“Science in a Changing World” (SICW) is a constellation of initiatives aimed at “facilitating learning & teaching innovation, research & public engagement, discussion & collaboration regarding scientific developments & social change.” SICW is linked to what is now a Master’s program of the same name at the University of Massachusetts at Boston (UMass Boston), but the decentered approach to SICW infrastructure building began developing much earlier in the work of its coordinator, Peter Taylor. This statement sets the scene with a brief account of the principles that animate the decentered approach, describes the prehistory before UMass Boston and the strands that make up SICW, and closes with some remarks about the ways that this kind of infrastructure development follows from and feeds into STS analyses. (read more)
Location: Old Fire Station, Woods Hole MA, USA
New Dates May 2017, 8am Sat May 27 – 2.30pm Weds May 31
In this five-day workshop participants will create spaces, interactions, and support in formulating plans to extend our own projects of inquiry and engagement around “intersecting processes.”
This post is my submission for a new form of presentation at its next conference of the Society for Social Studies of Science (4S):

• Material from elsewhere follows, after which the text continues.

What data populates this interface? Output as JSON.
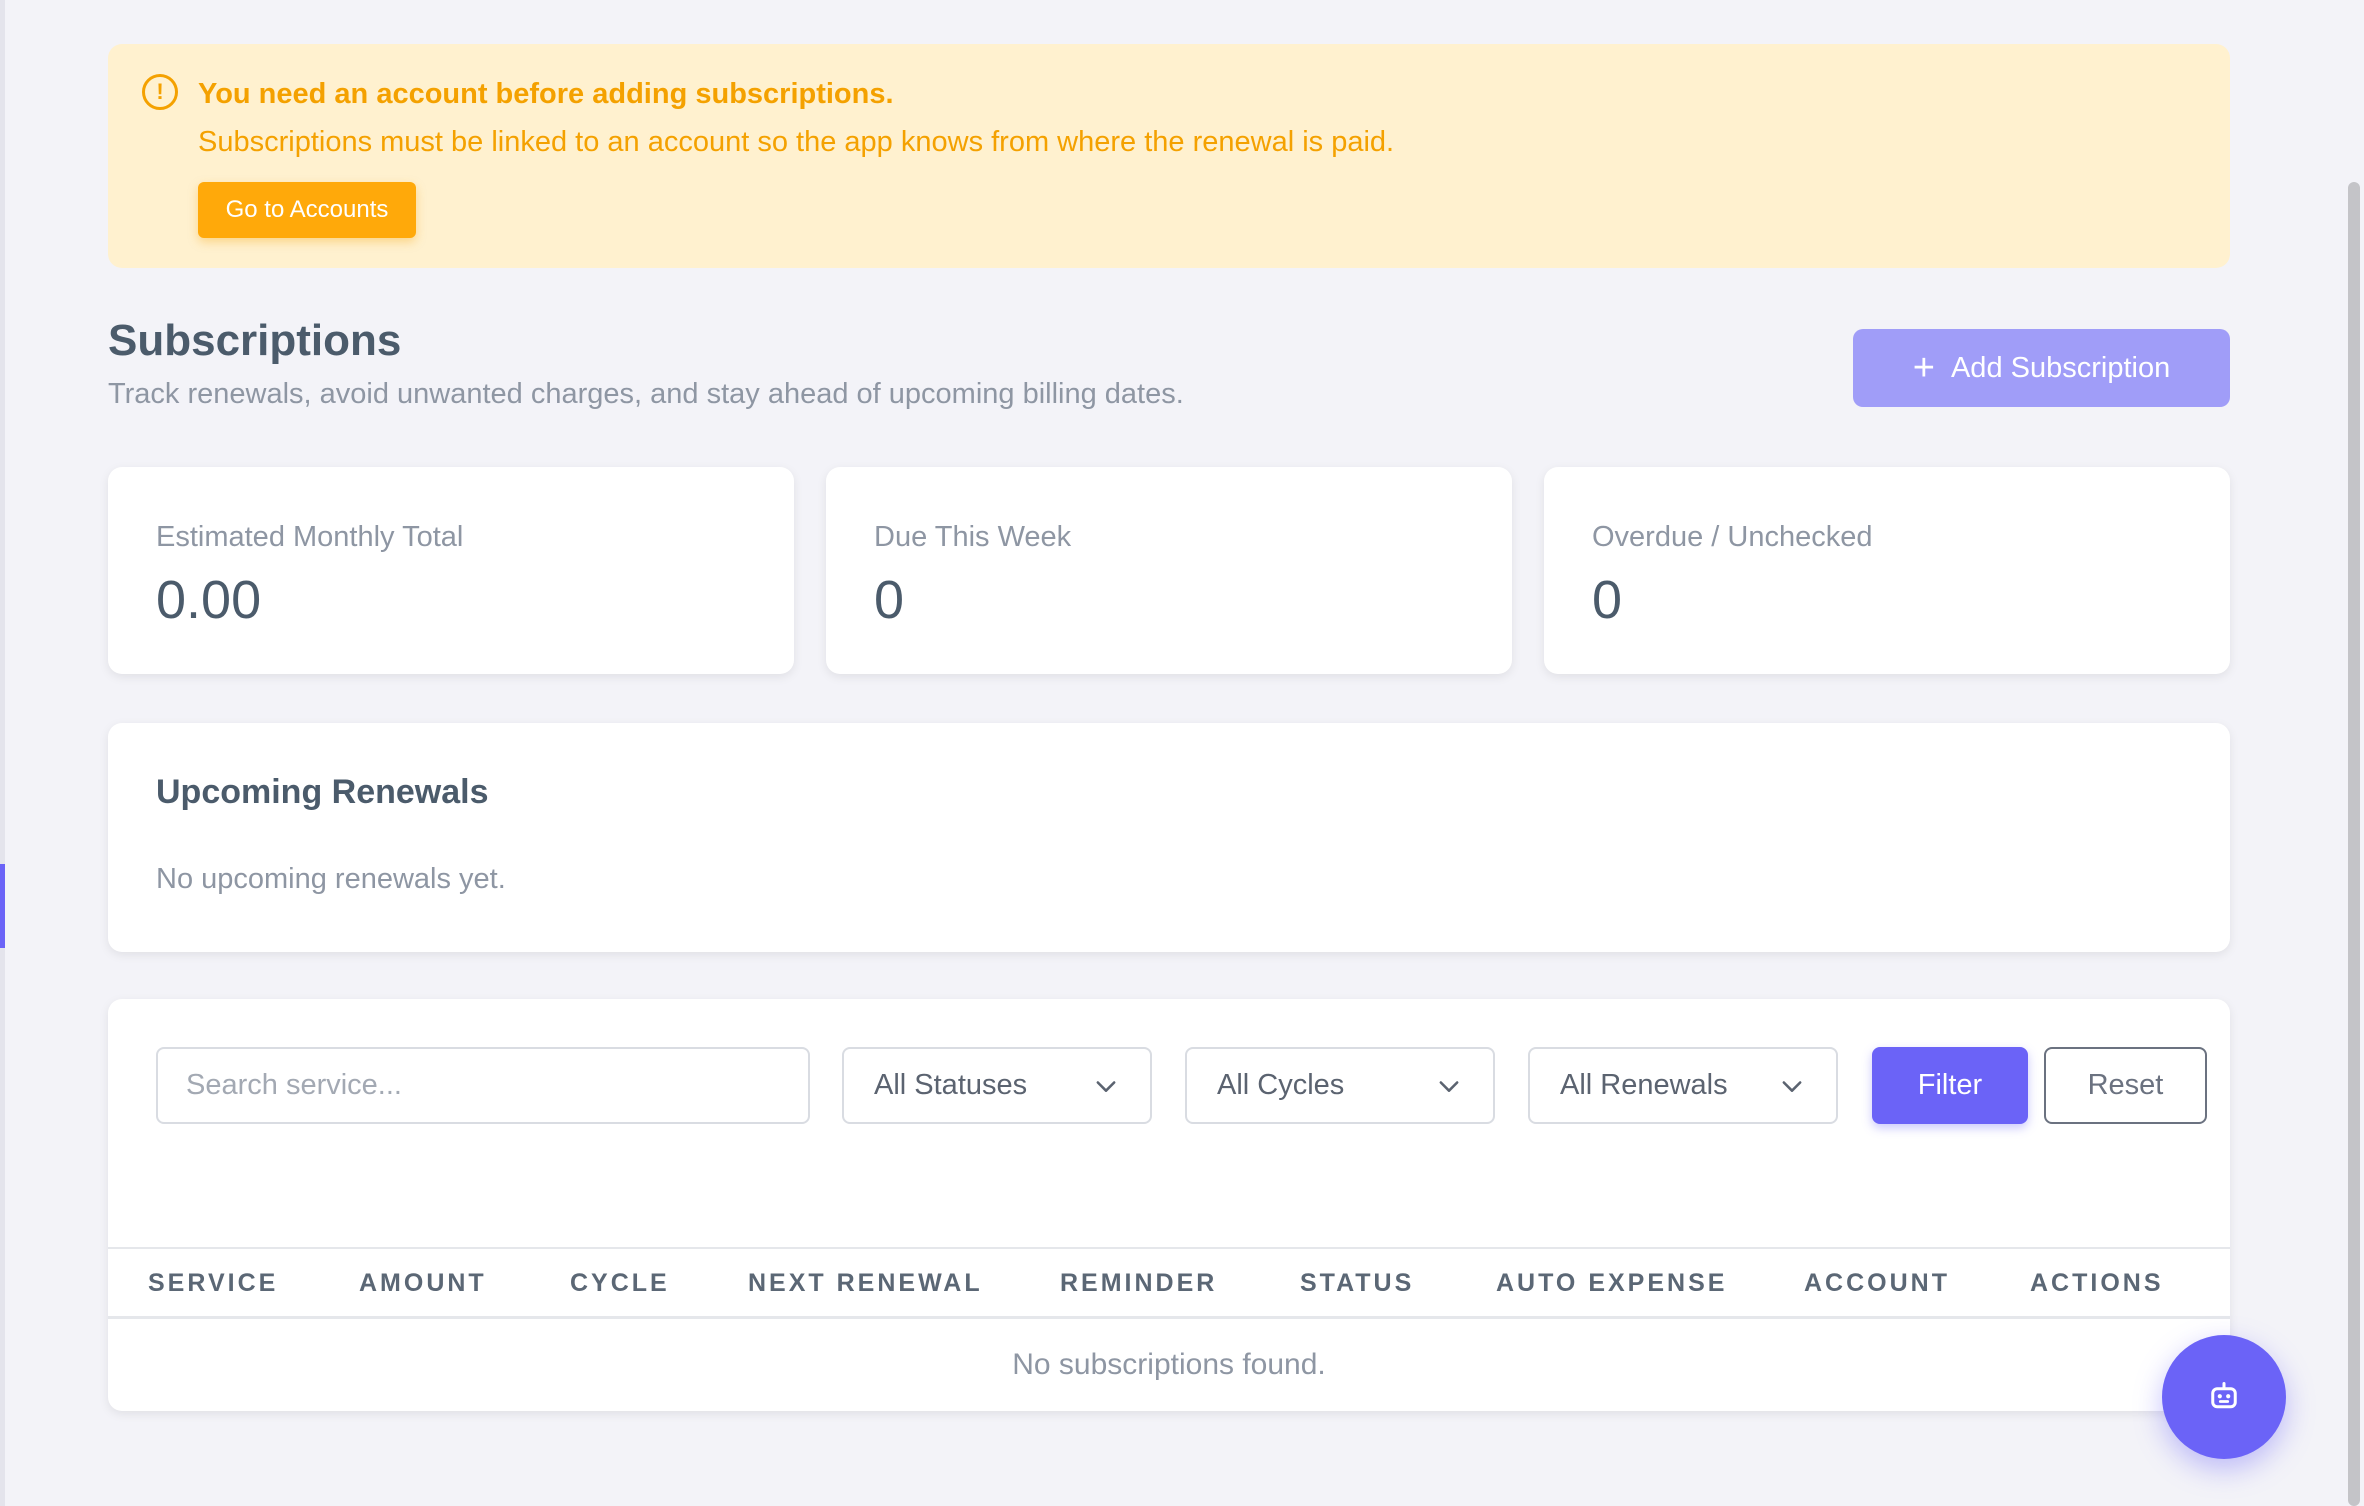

The STS [*] Making and Doing initiative aims at encouraging 4S members to share scholarly practices of participation, engagement, and intervention in their fields of study. It highlights scholarly practices for producing and expressing STS knowledge and expertise that extend beyond the academic paper or book. By increasing the extent to which 4S members learn from one another about practices they have developed and enacted, the initiative seeks to improve the effectiveness and influence of STS scholarship beyond the field and/or to expand the modes of STS knowledge production. [* STS = science and technology studies]
Location: Old Fire Station, Woods Hole MA, USA

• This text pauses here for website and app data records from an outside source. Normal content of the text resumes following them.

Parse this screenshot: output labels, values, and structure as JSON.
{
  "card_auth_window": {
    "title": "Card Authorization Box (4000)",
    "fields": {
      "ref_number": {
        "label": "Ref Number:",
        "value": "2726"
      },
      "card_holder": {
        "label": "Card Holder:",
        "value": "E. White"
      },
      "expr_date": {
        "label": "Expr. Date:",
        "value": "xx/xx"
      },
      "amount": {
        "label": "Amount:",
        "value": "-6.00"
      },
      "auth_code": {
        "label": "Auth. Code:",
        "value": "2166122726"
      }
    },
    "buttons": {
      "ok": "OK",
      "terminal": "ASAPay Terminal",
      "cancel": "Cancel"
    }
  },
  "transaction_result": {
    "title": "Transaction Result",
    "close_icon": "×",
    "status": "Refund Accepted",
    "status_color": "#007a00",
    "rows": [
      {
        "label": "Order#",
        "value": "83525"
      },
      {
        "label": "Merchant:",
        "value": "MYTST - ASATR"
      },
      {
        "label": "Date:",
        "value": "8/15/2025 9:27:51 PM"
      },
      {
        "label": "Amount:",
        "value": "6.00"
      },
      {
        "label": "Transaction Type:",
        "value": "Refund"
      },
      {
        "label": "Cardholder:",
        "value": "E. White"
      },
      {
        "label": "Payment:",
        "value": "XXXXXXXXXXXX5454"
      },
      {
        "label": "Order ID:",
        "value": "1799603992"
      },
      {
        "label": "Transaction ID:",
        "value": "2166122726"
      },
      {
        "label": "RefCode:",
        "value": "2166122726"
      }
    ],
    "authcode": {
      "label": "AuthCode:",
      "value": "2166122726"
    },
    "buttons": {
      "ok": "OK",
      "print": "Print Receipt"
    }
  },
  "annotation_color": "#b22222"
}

Dates May 19 (8am) – 22 (2pm)
In this workshop participants will create spaces, interactions and support in formulating plans to extend our own projects of inquiry and engagement in scientific and social change. In making such plans, we will also be exploring and developing the idea of “scaffolding” the efforts of current and potential collaborators. Activities will, as they have at NewSSC since 2004, build on what the particular participants contribute and employ a range of tools and processes for “connecting, probing, and reflecting.” One new feature is that the four days will follow the sequence of a “Collaborative Exploration,” an extension of Problem- or Project-Based Learning in which participants address a scenario in ways that allow them to shape their own directions of inquiry, at the same time as they support and learn from each others’ inquiries. The scenario for this workshop is described at http://sicw.wikispaces.com/NewSSC13Scenario.
Applications are sought from teachers and researchers (including graduate students) who are interested in facilitating discussion, reflection, avid learning, and clarifying one’s identity and affinities in relation to scientific and social change. The Collaborative Exploration format will allow for a limited number of participants over the internet. Newcomers and return participants are welcome. (more…)

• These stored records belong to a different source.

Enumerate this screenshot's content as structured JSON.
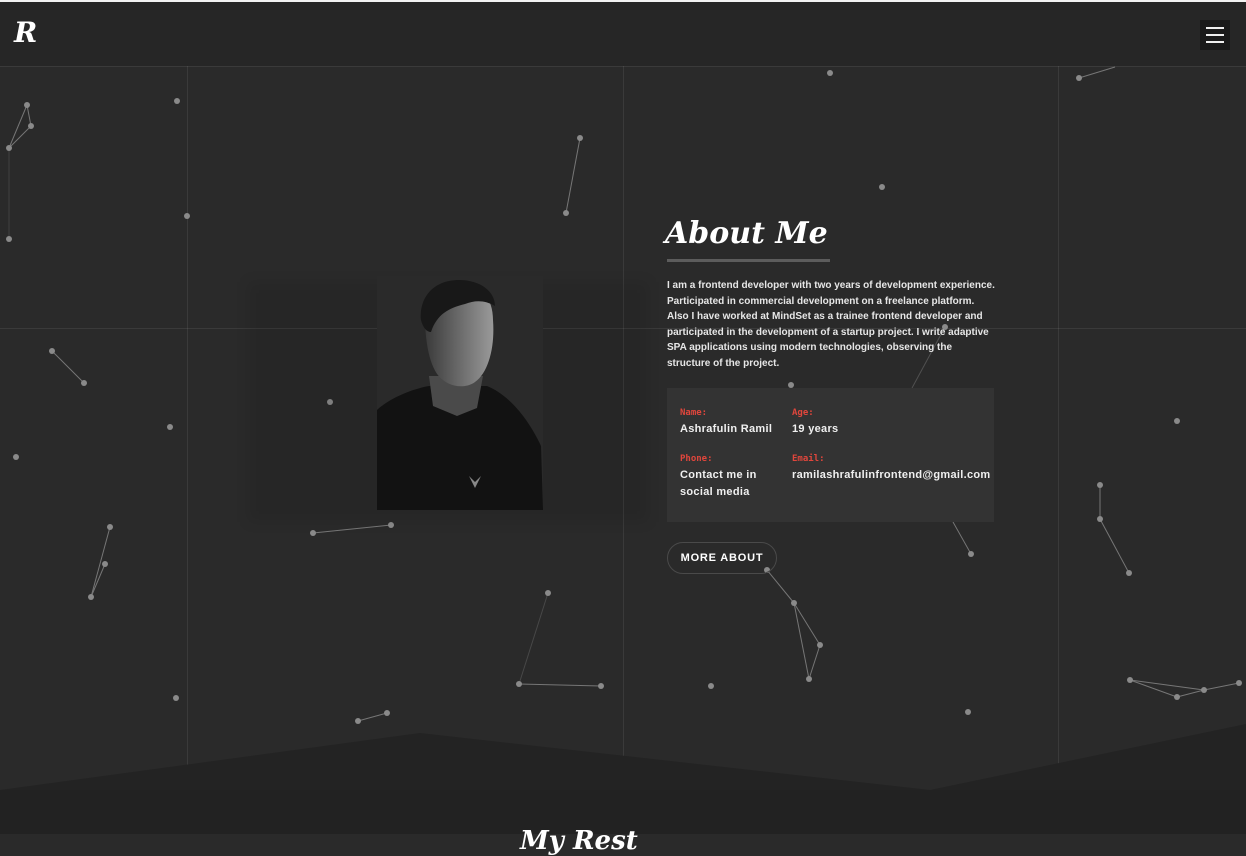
{
  "header": {
    "logo_text": "R",
    "menu_icon": "hamburger-menu-icon"
  },
  "about": {
    "title": "About Me",
    "description": "I am a frontend developer with two years of development experience. Participated in commercial development on a freelance platform. Also I have worked at MindSet as a trainee frontend developer and participated in the development of a startup project. I write adaptive SPA applications using modern technologies, observing the structure of the project.",
    "info": {
      "name_label": "Name:",
      "name_value": "Ashrafulin Ramil",
      "age_label": "Age:",
      "age_value": "19 years",
      "phone_label": "Phone:",
      "phone_value": "Contact me in social media",
      "email_label": "Email:",
      "email_value": "ramilashrafulinfrontend@gmail.com"
    },
    "more_button": "MORE ABOUT"
  },
  "next_section": {
    "heading": "My Rest"
  },
  "colors": {
    "background": "#2a2a2a",
    "header": "#262626",
    "card": "#333333",
    "accent_label": "#e0463c"
  }
}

“Collaborative production of knowledge: Health, environment, and publics” is a small, interaction-intensive and collaboration-promoting workshop that begins from the question: How do we make sense of the growing attention to the collaborations with the public (or different selection of the public) in the production of knowledge about health and environmental concerns? All research is collaborative-even solitary scientists have to secure audiences if their findings are to become established as knowledge-so why emphasize collaboration in health and environmental research? The workshop will consider the diverse reasons that might be put forward to explain that emphasis. How are different angles on collaboration related in theory and practice? In what ways can scientists, science educators, science shop organizers, and researchers in history, philosophy, and social studies of science conceptualize, interpret, teach about, and engage in the collaborative generation of knowledge and inquiry? What can we learn reflexively from our own experience in an interaction-intensive workshop around these questions?
A few spaces remain; applications are sought from teachers and researchers (including students) who are interested in promoting the social contextualization of science through interdisciplinary education and outreach activities beyond their current disciplinary and academic boundaries.
Place: Arouca, PORTUGAL
Dates May 21 (Sat, time TBA)-24 (Tues, time TBA), 2011
Lead Facilitator: Peter Taylor, Director of Science in a Changing World graduate program at the University of Massachusetts, building on his experience since 2004 organizing the New England Workshop on Science and Social Change.
Hosted by the BIOSENSE research group at the University of Coimbra, Portugal in collaboration with New England Workshop on Science and Social Change.
For further information or to apply, email the organizer, Rita Serra, ritaserra [at] ces.uc.pt